===== Supplied data =====

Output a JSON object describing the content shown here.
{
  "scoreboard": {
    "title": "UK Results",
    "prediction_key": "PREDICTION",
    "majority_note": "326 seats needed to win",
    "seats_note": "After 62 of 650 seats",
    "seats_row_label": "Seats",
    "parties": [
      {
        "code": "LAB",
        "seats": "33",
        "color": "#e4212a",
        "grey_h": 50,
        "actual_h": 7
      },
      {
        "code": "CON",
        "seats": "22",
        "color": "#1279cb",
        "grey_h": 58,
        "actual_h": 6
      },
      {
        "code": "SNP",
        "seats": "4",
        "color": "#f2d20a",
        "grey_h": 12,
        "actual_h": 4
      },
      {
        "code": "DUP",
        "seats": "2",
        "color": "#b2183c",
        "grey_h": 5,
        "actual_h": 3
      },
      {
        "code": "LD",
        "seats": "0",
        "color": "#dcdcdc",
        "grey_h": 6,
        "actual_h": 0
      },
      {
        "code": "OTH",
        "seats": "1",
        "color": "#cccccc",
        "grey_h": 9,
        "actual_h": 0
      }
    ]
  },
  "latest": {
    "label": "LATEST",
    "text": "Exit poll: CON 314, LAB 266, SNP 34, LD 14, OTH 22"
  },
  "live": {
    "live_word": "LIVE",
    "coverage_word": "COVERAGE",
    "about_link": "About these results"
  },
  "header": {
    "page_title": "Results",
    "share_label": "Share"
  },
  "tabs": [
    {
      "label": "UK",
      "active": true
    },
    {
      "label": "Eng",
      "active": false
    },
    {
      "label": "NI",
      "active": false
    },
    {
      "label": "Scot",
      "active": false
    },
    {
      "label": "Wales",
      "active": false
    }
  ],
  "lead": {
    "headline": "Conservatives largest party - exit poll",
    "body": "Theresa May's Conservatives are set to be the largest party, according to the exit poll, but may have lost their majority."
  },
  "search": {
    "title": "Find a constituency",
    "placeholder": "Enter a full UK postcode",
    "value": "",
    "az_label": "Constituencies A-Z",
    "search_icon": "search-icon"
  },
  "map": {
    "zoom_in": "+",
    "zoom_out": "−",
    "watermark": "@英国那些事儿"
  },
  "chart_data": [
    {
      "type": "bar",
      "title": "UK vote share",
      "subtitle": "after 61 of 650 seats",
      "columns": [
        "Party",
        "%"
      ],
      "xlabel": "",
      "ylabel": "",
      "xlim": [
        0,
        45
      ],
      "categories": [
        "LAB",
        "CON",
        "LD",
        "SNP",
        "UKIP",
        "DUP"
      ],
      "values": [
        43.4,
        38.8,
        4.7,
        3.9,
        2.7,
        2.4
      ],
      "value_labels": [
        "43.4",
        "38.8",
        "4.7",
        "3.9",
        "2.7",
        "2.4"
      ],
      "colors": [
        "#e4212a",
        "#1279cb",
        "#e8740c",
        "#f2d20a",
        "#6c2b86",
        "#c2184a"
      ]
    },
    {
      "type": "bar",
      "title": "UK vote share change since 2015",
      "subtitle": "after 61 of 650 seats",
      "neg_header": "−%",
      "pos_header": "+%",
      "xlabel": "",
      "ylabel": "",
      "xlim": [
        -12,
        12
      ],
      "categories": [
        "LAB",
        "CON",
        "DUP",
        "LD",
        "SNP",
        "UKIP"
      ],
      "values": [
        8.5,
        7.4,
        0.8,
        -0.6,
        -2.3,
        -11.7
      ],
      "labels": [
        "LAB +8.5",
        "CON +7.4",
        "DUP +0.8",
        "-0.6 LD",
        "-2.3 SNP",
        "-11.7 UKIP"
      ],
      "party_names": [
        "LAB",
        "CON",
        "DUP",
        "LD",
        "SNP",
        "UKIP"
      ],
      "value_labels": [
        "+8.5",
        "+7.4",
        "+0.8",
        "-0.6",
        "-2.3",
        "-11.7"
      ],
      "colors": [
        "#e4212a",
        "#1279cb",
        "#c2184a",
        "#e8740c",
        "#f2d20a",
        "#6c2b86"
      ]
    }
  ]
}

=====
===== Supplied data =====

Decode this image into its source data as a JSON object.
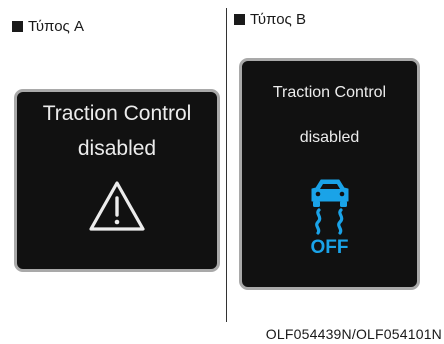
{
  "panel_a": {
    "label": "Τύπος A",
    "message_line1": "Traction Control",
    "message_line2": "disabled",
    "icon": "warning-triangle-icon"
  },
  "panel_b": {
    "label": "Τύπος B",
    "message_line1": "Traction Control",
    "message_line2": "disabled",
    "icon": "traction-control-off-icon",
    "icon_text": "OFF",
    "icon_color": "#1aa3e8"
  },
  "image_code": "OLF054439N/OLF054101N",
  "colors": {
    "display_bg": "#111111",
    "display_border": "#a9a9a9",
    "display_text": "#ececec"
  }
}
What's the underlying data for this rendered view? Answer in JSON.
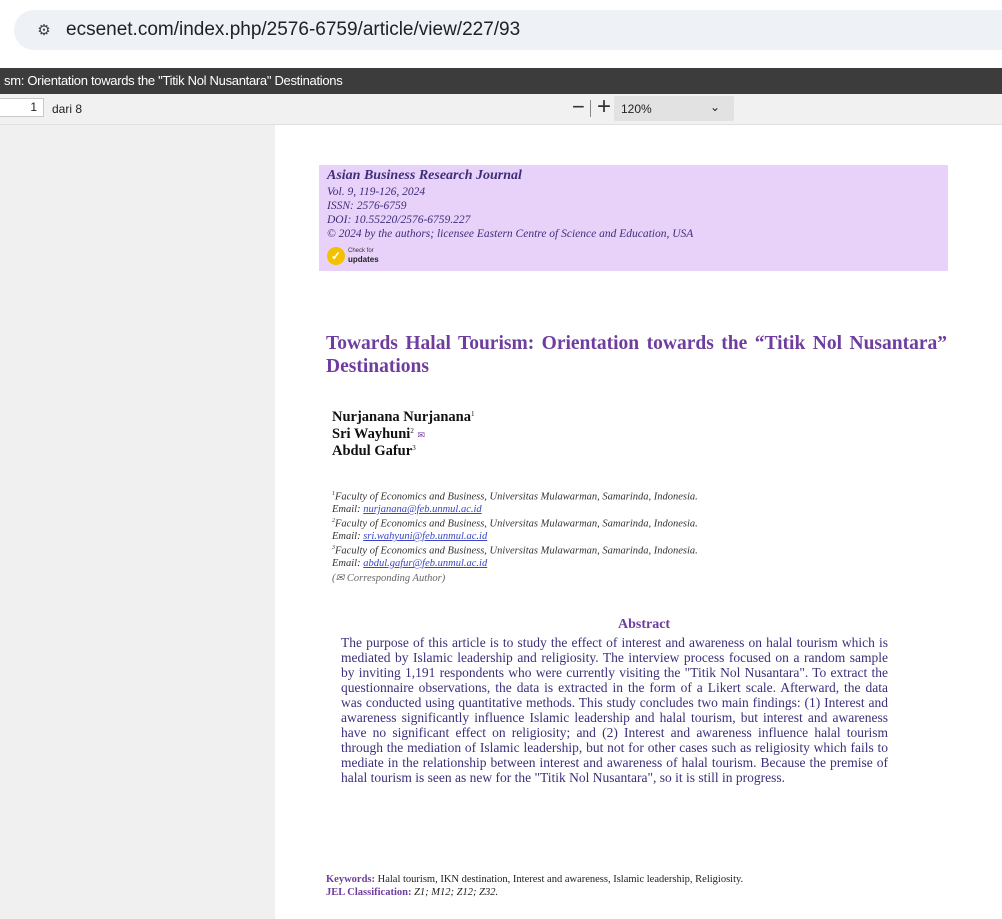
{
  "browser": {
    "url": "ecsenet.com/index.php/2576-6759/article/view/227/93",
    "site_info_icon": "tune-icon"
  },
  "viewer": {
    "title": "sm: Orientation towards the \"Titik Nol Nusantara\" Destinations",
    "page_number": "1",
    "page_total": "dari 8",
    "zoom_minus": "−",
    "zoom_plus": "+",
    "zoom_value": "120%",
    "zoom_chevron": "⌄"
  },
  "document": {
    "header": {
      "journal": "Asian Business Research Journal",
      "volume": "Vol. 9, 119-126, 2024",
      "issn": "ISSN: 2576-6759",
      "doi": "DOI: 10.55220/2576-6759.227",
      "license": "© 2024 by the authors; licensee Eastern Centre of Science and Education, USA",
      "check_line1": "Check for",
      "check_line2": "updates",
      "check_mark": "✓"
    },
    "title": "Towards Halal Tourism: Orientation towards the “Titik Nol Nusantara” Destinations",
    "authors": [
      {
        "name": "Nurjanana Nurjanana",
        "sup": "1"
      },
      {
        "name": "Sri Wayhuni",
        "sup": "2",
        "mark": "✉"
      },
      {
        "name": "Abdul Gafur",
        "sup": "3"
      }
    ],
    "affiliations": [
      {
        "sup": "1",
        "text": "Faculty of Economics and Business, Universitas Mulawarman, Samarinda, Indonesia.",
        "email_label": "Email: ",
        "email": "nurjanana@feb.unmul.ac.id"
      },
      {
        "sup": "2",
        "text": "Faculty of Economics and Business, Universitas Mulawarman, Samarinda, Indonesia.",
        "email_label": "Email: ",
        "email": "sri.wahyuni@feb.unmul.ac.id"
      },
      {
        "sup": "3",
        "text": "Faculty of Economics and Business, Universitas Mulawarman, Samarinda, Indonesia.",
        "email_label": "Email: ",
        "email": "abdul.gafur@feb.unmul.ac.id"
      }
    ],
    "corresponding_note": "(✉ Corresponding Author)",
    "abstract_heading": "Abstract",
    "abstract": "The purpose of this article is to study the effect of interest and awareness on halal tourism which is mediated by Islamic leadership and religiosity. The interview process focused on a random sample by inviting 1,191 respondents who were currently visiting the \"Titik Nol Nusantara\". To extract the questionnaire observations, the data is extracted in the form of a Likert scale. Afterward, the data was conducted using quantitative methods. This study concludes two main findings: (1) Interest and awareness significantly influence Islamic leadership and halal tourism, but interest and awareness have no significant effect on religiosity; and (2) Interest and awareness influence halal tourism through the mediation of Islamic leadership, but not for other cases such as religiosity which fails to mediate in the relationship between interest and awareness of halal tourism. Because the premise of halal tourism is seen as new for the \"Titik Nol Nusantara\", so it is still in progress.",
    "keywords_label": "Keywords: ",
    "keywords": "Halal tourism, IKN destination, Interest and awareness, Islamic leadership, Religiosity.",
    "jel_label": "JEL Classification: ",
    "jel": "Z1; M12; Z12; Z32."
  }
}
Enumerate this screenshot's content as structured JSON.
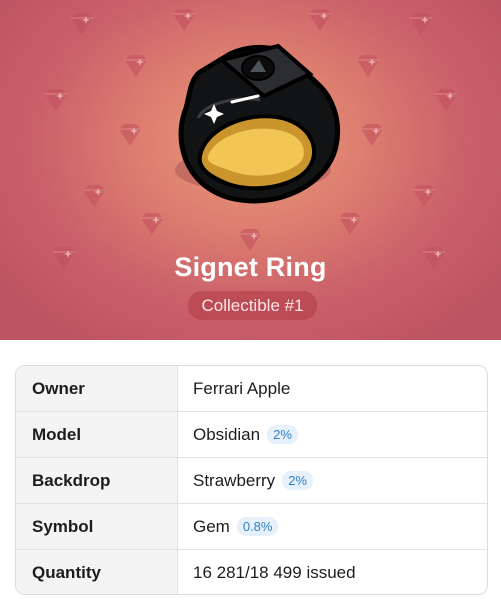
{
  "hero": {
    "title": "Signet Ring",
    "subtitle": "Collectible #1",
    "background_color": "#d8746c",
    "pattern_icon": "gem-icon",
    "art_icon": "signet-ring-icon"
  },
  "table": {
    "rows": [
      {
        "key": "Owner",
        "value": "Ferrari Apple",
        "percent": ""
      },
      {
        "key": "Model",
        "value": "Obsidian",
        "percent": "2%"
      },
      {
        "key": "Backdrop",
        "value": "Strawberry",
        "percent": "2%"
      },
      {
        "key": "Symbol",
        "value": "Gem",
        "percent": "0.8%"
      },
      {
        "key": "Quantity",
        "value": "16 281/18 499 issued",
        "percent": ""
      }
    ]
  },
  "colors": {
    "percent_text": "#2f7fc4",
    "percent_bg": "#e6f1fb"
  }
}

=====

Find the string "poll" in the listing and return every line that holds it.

    "text": "Exit poll: CON 314, LAB 266, SNP 34, LD 14, OTH 22"
    "headline": "Conservatives largest party - exit poll",
    "body": "Theresa May's Conservatives are set to be the largest party, according to the exit poll, but may have lost their majority."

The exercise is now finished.